◆ Work request:
Locate each line below that includes "food" and reproduce it.

[Stored items]
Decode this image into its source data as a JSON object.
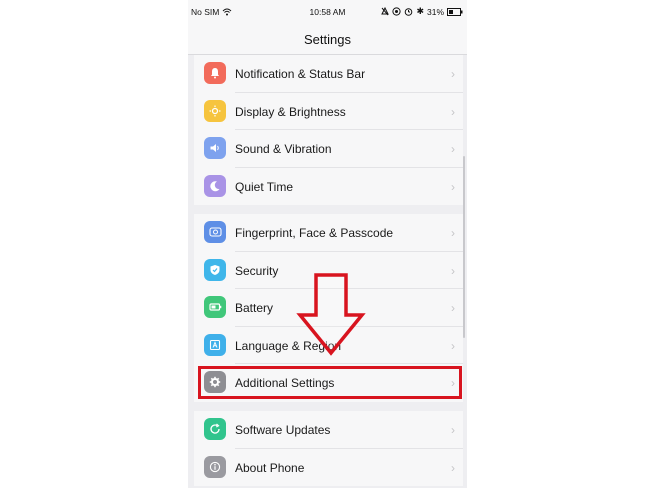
{
  "status_bar": {
    "carrier": "No SIM",
    "time": "10:58 AM",
    "battery": "31%",
    "icons": [
      "wifi-icon",
      "silent-icon",
      "camera-icon",
      "alarm-icon",
      "bluetooth-icon",
      "battery-icon"
    ]
  },
  "nav": {
    "title": "Settings"
  },
  "groups": [
    {
      "items": [
        {
          "label": "Notification & Status Bar",
          "icon": "notification-icon",
          "color": "#f26b5b"
        },
        {
          "label": "Display & Brightness",
          "icon": "brightness-icon",
          "color": "#f6c43e"
        },
        {
          "label": "Sound & Vibration",
          "icon": "speaker-icon",
          "color": "#7ea2ee"
        },
        {
          "label": "Quiet Time",
          "icon": "moon-icon",
          "color": "#a993e6"
        }
      ]
    },
    {
      "items": [
        {
          "label": "Fingerprint, Face & Passcode",
          "icon": "fingerprint-icon",
          "color": "#5e8fe6"
        },
        {
          "label": "Security",
          "icon": "shield-icon",
          "color": "#3fb6ea"
        },
        {
          "label": "Battery",
          "icon": "battery-icon",
          "color": "#40c77a"
        },
        {
          "label": "Language & Region",
          "icon": "language-icon",
          "color": "#3fb0ea"
        },
        {
          "label": "Additional Settings",
          "icon": "gear-icon",
          "color": "#8e8e93"
        }
      ]
    },
    {
      "items": [
        {
          "label": "Software Updates",
          "icon": "update-icon",
          "color": "#31c48d"
        },
        {
          "label": "About Phone",
          "icon": "info-icon",
          "color": "#9a9aa0"
        }
      ]
    }
  ],
  "annotations": {
    "highlight_color": "#d8141f",
    "arrow_color": "#d8141f"
  }
}
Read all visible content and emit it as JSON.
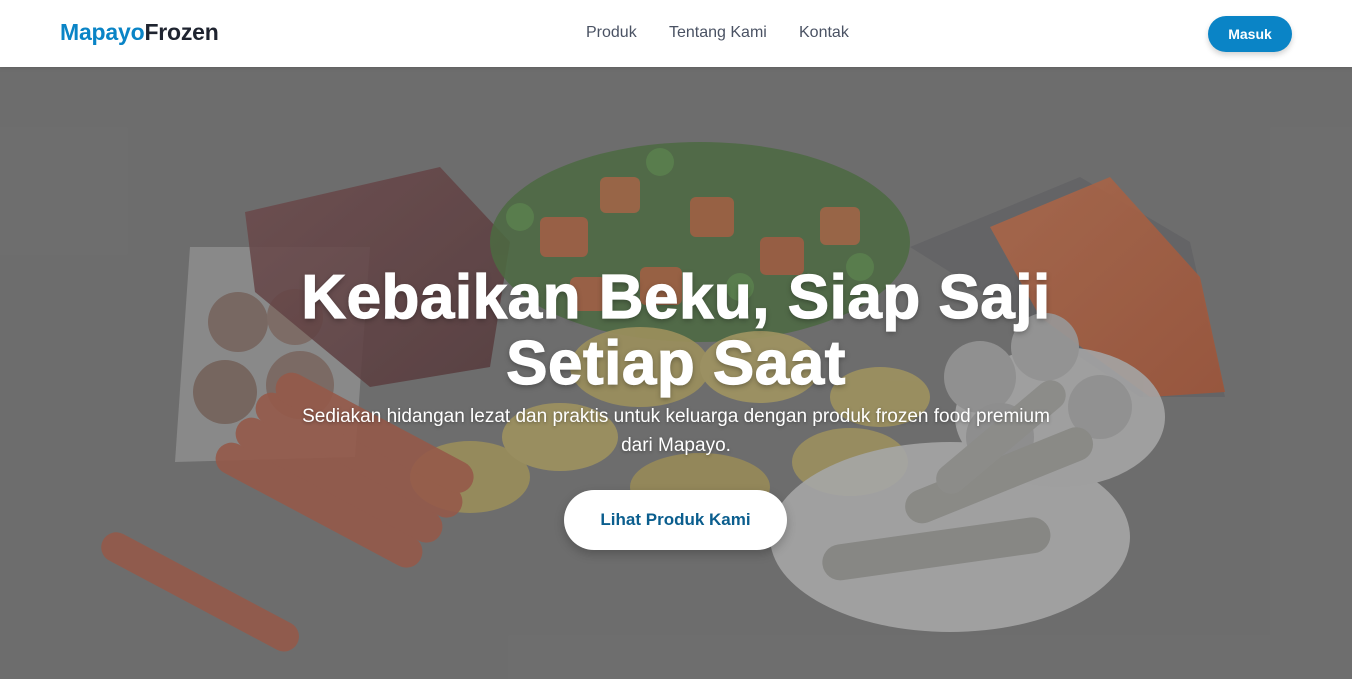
{
  "brand": {
    "part1": "Mapayo",
    "part2": "Frozen"
  },
  "nav": {
    "links": [
      "Produk",
      "Tentang Kami",
      "Kontak"
    ],
    "login_label": "Masuk"
  },
  "hero": {
    "title": "Kebaikan Beku, Siap Saji Setiap Saat",
    "subtitle": "Sediakan hidangan lezat dan praktis untuk keluarga dengan produk frozen food premium dari Mapayo.",
    "cta_label": "Lihat Produk Kami",
    "image_description_icon": "frozen-food-hero-image"
  },
  "colors": {
    "brand_primary": "#0a84c6",
    "brand_dark": "#1f2430",
    "nav_text": "#4a5263",
    "cta_text": "#0b5e8e"
  }
}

◆ Answer section:
    "subtitle": "Sediakan hidangan lezat dan praktis untuk keluarga dengan produk frozen food premium dari Mapayo.",
    "image_description_icon": "frozen-food-hero-image"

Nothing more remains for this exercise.